“Antipiratbyrån har uppenbarligen vilselett polisen i det här fallet” uppger Tobias Andersson på Piratbyrån. “Man tycks ha intalat it-inkompetenta poliser att servrarna i fråga är fyllda med upphovsrättsskyddat material. Detta är ett grovt missbruk av skattepengar.”
“Samtidigt har ett flertal andra sidor som funnits på närliggande servrar beslagtagits. Häri ligger det grövsta övertrampet. Antipiratbyrån har tydligen lurat polisen att samtidigt stänga ner sina antagonister, Piratbyrån.”
“Piratbyrån har i 3 år verkat för en öppen debatt kring upphovsrättsfrågor och patent. Vi är mycket upprörda över att filmindustrin inte törs ta debatten, utan vill lura politiker och polis att kriminalisera motståndare och en stor del av svenska folket.”
“Rent praktiskt innebär det här såklart ingenting för världens fildelare. Det finns
tusentals andra sidor eller nätverk för dem att få det de vill ha. Folk byter bara ställe.
Fildelningen fungerar likt en hydra, huggs ett huvud av växer det snart ut två nya.”
Piratbyrån startades sommaren 2003 för att belysa och diskutera upphovsrättsfrågor. Piratbyrån menar att upphovsrätten i många fall har spelat ut sin roll och istället för att skydda tex artister snarare hindrar skapandet och göder ett fåtal. Sedan starten har cirka 60 000 medlemmar registrerat sig på hemsidan där man debatterar i forum och byter tips. Piratbyrån har även hållt föredrag i riksdagen, fört olika kampanjer och startat världens största bittorrent-tracker
The Bush administration’s decision to consider sitting down with the Iranian government underscores a central truth of diplomacy today: Nuclear weapons buy leverage.
For six years, President Bush and his aides have dismissed the idea of talking with Iran about its nuclear programs, and until last year gave little support to European efforts to restrain Iranian nuclear activity. Attempts by former Iranian president Mohammad Khatami, a moderate, to foster a dialogue were rejected, and even back-channel moves failed to gain traction.
Now, in perhaps the biggest foreign policy shift of his presidency, Bush has approved the idea of sitting down at the table with the Iranian government — one headed by a former student radical who denies the Holocaust. Attached to the U.S. offer was a stern condition: a verified suspension of Iran’s nuclear enrichment operations. But the offer overturned a long-standing taboo, and it came from an administration stocked with officials who have made little secret of their desire to overthrow the government in Tehran.

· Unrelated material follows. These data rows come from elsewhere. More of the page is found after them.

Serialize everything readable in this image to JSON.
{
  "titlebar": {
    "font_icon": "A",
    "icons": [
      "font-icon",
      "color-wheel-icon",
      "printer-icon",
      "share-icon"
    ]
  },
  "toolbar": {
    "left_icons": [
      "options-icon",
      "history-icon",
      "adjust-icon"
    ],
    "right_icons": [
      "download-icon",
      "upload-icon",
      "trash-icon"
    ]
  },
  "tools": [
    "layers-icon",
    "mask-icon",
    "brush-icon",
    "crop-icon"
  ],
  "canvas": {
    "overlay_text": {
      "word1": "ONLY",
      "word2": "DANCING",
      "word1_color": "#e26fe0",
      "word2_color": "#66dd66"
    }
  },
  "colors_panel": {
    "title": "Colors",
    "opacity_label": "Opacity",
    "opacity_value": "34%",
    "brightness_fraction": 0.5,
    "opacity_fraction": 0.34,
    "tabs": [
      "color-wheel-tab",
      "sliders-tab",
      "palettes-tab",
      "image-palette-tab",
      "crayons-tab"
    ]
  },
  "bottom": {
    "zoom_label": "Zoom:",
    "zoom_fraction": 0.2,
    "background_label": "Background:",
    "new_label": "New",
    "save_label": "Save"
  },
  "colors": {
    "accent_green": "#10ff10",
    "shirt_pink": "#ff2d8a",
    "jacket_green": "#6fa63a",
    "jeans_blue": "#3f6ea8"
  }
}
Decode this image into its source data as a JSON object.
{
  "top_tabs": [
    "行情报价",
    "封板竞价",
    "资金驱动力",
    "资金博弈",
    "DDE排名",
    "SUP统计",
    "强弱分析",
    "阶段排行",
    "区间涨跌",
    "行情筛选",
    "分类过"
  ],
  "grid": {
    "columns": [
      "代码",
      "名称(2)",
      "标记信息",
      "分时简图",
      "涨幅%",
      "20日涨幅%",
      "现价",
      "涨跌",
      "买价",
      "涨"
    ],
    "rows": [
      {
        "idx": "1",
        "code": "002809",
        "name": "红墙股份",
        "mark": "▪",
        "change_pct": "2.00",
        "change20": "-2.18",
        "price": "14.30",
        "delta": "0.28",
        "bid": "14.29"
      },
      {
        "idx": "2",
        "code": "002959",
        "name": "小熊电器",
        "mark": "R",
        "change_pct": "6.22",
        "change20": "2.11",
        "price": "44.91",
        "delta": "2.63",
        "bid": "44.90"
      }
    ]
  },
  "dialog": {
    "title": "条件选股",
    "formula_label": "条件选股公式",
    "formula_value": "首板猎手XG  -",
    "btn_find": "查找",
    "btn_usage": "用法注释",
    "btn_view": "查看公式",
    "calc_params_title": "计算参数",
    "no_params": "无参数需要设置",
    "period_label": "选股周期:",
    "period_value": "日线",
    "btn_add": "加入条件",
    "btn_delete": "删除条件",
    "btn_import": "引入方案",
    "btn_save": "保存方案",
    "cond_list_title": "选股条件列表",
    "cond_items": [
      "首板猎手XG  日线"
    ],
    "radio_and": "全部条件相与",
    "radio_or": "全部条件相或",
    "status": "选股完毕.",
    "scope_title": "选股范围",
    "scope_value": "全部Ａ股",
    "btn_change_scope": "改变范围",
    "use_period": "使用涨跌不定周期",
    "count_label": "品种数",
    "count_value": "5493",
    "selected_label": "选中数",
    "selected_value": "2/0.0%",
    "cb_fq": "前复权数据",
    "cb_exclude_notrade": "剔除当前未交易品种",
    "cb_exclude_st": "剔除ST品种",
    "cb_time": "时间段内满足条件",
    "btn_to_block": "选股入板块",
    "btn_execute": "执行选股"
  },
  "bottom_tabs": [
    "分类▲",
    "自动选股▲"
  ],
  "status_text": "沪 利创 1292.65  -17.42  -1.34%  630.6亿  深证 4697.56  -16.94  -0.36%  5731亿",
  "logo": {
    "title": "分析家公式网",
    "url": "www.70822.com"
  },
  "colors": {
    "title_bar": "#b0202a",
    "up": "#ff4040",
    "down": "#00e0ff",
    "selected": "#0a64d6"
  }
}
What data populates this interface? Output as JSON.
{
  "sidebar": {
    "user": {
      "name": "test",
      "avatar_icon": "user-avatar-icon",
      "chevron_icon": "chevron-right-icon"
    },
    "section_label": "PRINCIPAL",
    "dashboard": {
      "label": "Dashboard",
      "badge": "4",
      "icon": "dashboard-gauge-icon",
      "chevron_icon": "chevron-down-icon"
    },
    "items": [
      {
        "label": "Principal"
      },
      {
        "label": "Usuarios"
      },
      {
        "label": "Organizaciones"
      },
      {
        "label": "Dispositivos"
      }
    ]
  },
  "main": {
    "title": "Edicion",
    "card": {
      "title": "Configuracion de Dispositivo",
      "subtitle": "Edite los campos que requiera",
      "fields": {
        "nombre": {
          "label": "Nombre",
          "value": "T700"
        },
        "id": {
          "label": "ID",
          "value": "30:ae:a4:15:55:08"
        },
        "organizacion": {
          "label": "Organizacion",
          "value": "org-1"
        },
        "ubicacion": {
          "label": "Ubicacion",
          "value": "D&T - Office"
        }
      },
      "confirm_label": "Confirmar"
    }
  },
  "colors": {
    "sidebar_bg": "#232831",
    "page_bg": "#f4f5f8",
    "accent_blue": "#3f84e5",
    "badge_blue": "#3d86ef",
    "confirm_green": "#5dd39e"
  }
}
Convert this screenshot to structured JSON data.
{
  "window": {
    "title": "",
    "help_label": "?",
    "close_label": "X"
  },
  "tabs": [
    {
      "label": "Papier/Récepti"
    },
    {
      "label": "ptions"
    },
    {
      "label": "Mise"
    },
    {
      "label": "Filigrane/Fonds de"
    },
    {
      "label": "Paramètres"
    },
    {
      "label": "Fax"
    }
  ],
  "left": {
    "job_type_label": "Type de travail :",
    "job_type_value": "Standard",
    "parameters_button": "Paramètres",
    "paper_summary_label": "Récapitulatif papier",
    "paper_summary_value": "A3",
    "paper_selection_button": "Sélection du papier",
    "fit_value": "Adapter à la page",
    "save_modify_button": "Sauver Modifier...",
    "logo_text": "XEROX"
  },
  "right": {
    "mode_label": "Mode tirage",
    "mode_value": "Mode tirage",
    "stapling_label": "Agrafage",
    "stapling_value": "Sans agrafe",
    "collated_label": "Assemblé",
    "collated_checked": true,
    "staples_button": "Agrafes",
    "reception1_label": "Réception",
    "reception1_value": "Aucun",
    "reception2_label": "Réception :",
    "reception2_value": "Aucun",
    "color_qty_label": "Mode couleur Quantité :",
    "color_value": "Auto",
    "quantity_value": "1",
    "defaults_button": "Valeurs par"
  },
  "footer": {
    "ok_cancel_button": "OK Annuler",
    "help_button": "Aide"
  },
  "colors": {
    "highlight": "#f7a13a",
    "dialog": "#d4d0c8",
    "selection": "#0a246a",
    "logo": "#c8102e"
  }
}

Hmm… perhaps more European countries should get themselves some nucular weapons.
Retailers begin stocking Microsoft Corp.’s new antivirus and computer security software suite today, marking the debut of a major competitor in the PC security market.
Microsoft’s OneCare product was available yesterday as a download from a company Web site. For $49.95, it will protect up to three computers with antivirus and anti-spyware software for a year, a price that undercuts much of the competition.
While Microsoft’s move has generated speculation about whether the software giant could take over this industry in the same way it has dominated the browser market for years, Wall Street was easy yesterday on rivals McAfee Inc. and Symantec Corp. Both companies’ share prices rose slightly, and both promised to roll out new products with multiple features and subscription pricing. AOL is also rolling out a beta, or test, version of its own PC protection suite, to be called TotalCare.
Microsoft now has a monetary reason to keep their operating systems insecure. Not fixing problems is now a profit center.
Yet another reason to avoid their crap.